Perhaps the answer has been staring them in the face – right through the Alastair Cook era and on into Root – and the best captain England have never had is Stuart Broad.
Why not pick a frontline bowler? Is it inconceivable that one could be a successful Test captain? Rashid Khan has just overseen an away win in Bangladesh in which he picked up the Man of the Match award. Wasim and Waqar both had winning records for Pakistan, as did Shaun Pollock for South Africa (winning seven series out of nine and losing just one), while even Bob Willis – whose media niche these days has contracted to auto-parodic scattershot sourness, which hardly screams captaincy material – won more than he lost. And then there was Imran Khan, for whom a case could be made as the greatest captain of the colour-TV era, three times going toe to toe with the great West Indians of the late 1980s and early 1990s, emerging undefeated in each series.
Broad has plenty of the qualities that tend to make excellent captains: his (figurative) stature, as the seventh leading wicket taker in Test history, is indisputable; he has the sort of forensic intelligence of the natural tactician; and, notwithstanding his not entirely convincing batting against the nose-and-toes approach, he has the streetfighting intensity and competitive instincts needed to help an average team punch above its weight.
Most saliently, Broad speaks brilliantly, as we have long known from innumerable eloquent and insightful interviews in which he has elucidated the logic behind his bowling plans or the mid-spell tweaks and technical adjustment he has made.

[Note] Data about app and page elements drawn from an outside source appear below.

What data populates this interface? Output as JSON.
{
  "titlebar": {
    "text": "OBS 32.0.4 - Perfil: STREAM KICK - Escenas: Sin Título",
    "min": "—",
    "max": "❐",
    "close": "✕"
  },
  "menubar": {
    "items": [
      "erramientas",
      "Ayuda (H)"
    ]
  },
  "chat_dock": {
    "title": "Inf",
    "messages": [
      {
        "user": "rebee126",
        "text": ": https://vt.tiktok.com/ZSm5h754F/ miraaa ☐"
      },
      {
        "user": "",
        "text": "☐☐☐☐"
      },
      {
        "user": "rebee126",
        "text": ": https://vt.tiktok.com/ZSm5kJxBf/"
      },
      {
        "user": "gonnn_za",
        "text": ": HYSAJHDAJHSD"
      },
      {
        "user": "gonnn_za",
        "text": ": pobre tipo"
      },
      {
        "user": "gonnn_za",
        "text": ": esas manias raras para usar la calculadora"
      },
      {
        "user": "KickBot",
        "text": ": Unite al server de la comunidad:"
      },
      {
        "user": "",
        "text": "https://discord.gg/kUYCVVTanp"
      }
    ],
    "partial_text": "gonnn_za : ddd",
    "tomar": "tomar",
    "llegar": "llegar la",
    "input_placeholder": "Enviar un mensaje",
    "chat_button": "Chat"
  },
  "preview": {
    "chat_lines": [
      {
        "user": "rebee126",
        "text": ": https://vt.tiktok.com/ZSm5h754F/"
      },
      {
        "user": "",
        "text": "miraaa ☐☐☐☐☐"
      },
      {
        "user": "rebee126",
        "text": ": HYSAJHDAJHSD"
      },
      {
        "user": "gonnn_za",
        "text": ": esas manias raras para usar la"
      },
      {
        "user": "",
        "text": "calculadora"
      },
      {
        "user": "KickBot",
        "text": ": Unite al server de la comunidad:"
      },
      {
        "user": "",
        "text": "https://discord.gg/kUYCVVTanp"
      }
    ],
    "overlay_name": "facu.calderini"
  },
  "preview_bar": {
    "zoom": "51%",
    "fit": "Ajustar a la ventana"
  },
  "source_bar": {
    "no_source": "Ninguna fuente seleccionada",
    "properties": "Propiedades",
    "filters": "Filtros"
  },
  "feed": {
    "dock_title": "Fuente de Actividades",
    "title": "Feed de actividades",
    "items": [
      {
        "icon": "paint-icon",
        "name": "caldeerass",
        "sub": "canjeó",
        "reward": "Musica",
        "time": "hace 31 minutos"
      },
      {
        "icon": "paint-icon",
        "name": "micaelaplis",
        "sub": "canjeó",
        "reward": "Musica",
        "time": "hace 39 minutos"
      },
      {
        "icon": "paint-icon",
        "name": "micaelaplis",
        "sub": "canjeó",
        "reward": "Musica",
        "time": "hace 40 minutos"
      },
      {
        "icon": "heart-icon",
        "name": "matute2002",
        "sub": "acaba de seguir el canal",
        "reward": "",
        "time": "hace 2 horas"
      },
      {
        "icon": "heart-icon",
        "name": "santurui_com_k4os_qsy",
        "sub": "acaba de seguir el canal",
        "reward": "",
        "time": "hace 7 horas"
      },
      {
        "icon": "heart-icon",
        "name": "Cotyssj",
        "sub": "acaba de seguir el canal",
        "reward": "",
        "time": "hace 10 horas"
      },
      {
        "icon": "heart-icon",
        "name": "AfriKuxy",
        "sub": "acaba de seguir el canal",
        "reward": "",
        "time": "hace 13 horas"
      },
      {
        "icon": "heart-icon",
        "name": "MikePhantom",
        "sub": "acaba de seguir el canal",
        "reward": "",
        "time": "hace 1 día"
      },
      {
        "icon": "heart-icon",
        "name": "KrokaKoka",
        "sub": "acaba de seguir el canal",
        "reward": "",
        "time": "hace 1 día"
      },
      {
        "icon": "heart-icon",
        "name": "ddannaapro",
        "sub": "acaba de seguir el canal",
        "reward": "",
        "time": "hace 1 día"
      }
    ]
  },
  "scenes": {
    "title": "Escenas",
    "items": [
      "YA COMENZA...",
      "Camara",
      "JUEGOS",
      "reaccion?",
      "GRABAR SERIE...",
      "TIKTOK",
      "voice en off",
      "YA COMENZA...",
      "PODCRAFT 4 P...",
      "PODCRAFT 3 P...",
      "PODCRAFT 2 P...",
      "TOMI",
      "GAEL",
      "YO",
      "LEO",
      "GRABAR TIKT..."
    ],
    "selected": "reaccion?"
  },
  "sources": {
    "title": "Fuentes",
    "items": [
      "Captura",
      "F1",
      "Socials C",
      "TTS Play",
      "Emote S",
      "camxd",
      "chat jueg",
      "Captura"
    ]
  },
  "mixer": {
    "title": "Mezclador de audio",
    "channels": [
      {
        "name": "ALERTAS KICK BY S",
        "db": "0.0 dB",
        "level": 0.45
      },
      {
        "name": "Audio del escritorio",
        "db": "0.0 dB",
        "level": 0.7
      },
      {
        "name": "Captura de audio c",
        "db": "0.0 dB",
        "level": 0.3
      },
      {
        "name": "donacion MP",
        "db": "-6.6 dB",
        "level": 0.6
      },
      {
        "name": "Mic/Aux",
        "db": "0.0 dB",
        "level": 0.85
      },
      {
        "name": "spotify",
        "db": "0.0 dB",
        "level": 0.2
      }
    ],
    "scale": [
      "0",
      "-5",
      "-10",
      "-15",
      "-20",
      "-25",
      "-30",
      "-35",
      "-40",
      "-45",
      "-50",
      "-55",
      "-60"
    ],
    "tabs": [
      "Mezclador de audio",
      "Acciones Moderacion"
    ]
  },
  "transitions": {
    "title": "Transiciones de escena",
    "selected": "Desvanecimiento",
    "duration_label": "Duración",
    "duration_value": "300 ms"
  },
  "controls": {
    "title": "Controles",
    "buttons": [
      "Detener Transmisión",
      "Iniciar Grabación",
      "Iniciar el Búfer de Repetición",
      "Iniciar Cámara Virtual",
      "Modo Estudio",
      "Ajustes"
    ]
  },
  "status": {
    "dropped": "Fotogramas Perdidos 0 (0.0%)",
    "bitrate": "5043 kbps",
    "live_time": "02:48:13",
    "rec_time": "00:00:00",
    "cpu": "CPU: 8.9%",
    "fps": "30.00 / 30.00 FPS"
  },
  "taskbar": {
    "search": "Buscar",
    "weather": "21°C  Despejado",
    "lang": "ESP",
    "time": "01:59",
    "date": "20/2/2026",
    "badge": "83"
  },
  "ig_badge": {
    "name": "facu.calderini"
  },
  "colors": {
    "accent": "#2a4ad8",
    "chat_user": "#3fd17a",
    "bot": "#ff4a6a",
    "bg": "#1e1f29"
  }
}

This is not the be-all and end-all of the job, but there are endless moments as a captain across the various facets of leadership (challenging, inspiring, encouraging), when innate verbal acuity can be decisive – a trait so evidently lacking in the hesitant, tongue-tied platitudes of Root and Cook.
First, there is dealing with the media, taking hold of the narrative around a team and, yes, using these media channels to fire shots across the bows of opponents if necessary. More importantly, there are the countless quietly galvanising one-on-ones, talking up your players in credible ways. And perhaps more importantly still (although this might still be part of our national Churchill Complex), there is the need for inspiring oratory when the team is on the back foot and requires direction – be that in a huddle during an important phase of the game, in the dressing room before a key session, or even sat around the pool between matches.
Of course, the swift, sharp imparting of tactical pointers – selling the team on where the next half-hour of the game is going – needs to be accompanied with actual decision-making nous and judgement, but good cricket brains without the skill-set to communicate their ideas make poor leaders. This is something never quite understood by Geoffrey Boycott, and why he wasn’t really wanted by his charges, either at Yorkshire or with England.
As with all bowling captains, Broad would presumably have a better grasp of handling bowlers’ workloads, although there is also of course the heightened risk of him missing a game through injury. Critics, meanwhile, will say he hasn’t been a horse for all courses in recent times, carrying the drinks in Sri Lanka, but that could all well change with the cloud over James Anderson’s future.
However, with Ben Stokes far too valuable to burden with the stripes and Jos Buttler looking lost – increasingly, a viable selection only as ‘keeper to replace the stagnating Jonny Bairstow – Broad may be the only realistic alternative to Root. A year or two out of him could buy England enough time to find a long-term option, although by pre-anointing Root as Cook’s successor two years ago, they may already have missed the best moment to have handed him the reins.